In addition to using photographs, maps and paintings, the documentarians turned the brig Niagara into a whale ship by adding davits and a try works on deck. Using live video of the converted “whale ship” Niagara, mixed with additional footage shot on the whale ship Charles Morgan, as well as silent movie footage of the Morgan in her last days of whaling, the documentary captures nineteenth century whaling in its solitary beauty, brutality, horror and wonder.
It is an ambitious documentary. Rather than just recounting the history of the whale fisheries, Ric Burns considers what the great golden age of whaling said about America – the incredible enterprise, courage, and ambition, as well as rapacity, of the whalers and of the young nation. He also considers how whaling has entered our culture and our imaginations. To accomplish this, he weaves an account of the doomed Nantucket whale ship, the Essex, into the larger story. The Essex sank after being rammed by a sperm whale in the mid-Pacific. He also tells of the young teacher, Herman Melville, who ships out on a whale ship, and by chance meets William Chase, the son of one of the survivors of the Essex. Melville will be haunted by the tale and will later write his masterpiece, Moby Dick, inspired at least in part by the tragedy of the Essex. Passages from Moby Dick are featured throughout the documentary, both to explain the world of whaling and finally to help draw various stands of the documentary together.

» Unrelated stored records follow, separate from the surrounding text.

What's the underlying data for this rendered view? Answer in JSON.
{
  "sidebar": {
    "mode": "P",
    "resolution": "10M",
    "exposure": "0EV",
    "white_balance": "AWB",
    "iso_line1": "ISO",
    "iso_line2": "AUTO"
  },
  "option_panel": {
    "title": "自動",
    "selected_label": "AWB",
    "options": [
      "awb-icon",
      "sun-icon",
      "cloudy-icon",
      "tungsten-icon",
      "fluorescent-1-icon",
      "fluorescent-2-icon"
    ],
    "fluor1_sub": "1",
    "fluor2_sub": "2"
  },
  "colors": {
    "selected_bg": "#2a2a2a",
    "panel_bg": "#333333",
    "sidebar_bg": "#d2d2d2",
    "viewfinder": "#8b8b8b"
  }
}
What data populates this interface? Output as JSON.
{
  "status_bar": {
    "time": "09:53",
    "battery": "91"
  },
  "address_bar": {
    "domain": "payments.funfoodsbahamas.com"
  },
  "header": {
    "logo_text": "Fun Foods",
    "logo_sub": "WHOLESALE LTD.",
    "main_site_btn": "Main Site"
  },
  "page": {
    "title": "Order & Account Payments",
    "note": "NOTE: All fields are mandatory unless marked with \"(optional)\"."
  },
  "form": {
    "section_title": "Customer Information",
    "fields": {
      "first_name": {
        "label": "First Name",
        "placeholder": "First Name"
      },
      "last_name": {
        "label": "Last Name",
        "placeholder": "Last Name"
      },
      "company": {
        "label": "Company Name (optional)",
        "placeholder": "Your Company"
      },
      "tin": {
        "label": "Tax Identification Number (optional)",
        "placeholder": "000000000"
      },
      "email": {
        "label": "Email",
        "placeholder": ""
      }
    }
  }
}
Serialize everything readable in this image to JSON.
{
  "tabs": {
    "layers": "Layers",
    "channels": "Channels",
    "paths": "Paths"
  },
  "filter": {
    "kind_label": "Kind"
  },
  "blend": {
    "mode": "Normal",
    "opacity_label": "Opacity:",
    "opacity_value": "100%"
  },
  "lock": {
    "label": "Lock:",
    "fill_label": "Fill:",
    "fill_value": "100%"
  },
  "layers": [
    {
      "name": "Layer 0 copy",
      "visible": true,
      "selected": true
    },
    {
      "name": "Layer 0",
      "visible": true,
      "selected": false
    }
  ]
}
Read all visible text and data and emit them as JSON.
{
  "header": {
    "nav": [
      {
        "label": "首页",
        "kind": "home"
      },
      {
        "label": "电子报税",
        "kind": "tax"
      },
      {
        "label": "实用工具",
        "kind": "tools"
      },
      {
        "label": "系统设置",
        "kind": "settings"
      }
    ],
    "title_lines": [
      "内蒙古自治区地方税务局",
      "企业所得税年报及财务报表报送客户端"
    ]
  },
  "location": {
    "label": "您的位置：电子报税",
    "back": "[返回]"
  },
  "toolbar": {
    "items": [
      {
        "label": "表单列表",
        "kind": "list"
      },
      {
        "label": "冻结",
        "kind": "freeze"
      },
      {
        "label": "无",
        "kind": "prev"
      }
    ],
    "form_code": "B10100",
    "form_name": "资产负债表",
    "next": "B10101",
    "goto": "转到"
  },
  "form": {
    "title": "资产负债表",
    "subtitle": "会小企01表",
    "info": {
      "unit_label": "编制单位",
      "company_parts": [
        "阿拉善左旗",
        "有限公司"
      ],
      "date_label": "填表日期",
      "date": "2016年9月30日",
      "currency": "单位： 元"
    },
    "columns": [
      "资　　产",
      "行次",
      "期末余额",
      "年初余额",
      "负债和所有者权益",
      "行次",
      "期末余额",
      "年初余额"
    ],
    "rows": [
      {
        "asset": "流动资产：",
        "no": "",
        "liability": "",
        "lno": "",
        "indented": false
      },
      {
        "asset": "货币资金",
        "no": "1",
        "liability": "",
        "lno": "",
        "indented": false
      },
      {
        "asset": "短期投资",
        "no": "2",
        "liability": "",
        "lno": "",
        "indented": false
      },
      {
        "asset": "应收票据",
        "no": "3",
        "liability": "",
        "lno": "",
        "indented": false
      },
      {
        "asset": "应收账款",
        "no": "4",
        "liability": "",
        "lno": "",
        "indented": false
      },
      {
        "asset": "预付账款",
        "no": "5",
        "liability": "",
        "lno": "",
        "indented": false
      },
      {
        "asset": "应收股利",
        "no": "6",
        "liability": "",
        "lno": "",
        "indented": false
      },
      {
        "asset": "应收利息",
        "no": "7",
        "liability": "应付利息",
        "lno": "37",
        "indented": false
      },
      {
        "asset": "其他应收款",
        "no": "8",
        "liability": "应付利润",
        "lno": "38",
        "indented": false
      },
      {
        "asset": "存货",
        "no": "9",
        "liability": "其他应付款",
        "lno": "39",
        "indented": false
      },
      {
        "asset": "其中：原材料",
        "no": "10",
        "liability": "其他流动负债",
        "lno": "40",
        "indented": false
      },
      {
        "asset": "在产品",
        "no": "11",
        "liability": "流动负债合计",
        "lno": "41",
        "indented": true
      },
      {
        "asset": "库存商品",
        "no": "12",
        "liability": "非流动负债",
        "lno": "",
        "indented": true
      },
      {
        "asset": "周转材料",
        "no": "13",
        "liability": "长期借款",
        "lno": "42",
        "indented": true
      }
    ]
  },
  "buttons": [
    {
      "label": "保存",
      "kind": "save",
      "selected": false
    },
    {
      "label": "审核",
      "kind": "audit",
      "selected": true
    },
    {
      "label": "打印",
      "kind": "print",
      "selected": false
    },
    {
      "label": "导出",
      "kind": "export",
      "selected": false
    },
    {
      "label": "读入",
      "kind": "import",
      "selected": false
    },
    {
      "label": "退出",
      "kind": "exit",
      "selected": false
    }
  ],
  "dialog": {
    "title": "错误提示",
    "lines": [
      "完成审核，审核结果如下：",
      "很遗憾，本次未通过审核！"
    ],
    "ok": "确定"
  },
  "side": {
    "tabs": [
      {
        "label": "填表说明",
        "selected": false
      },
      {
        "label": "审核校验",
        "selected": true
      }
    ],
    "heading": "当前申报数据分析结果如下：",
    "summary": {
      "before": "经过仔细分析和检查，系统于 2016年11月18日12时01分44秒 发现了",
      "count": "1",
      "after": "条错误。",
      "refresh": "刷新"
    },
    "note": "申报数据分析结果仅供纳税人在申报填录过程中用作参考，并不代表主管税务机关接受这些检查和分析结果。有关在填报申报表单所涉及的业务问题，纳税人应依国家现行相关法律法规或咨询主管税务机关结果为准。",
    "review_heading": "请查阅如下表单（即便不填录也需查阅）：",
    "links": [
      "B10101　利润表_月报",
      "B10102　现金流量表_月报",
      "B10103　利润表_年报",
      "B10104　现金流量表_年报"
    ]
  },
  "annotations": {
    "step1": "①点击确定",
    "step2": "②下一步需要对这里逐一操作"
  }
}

The documentary is deftly written and is beautifully shot and edited. Eric Jay Dolin, author of the award winning, Leviathan: The History of Whaling in America, and Nathaniel Phibrick, author of In the Heart of the Sea: The Tragedy of the Whaleship Essex, are among the “talking head” experts providing commentary and insight. Willem Dafoe serves as narrator and Robert Sean Leonard performs as the young Herman Melville.
A fascinating and worthwhile look at a past, which to paraphrase Faulkner isn’t dead. It isn’t even fully past. If you have the chance catch Into the Deep: America, Whaling & the World. Highly recommended.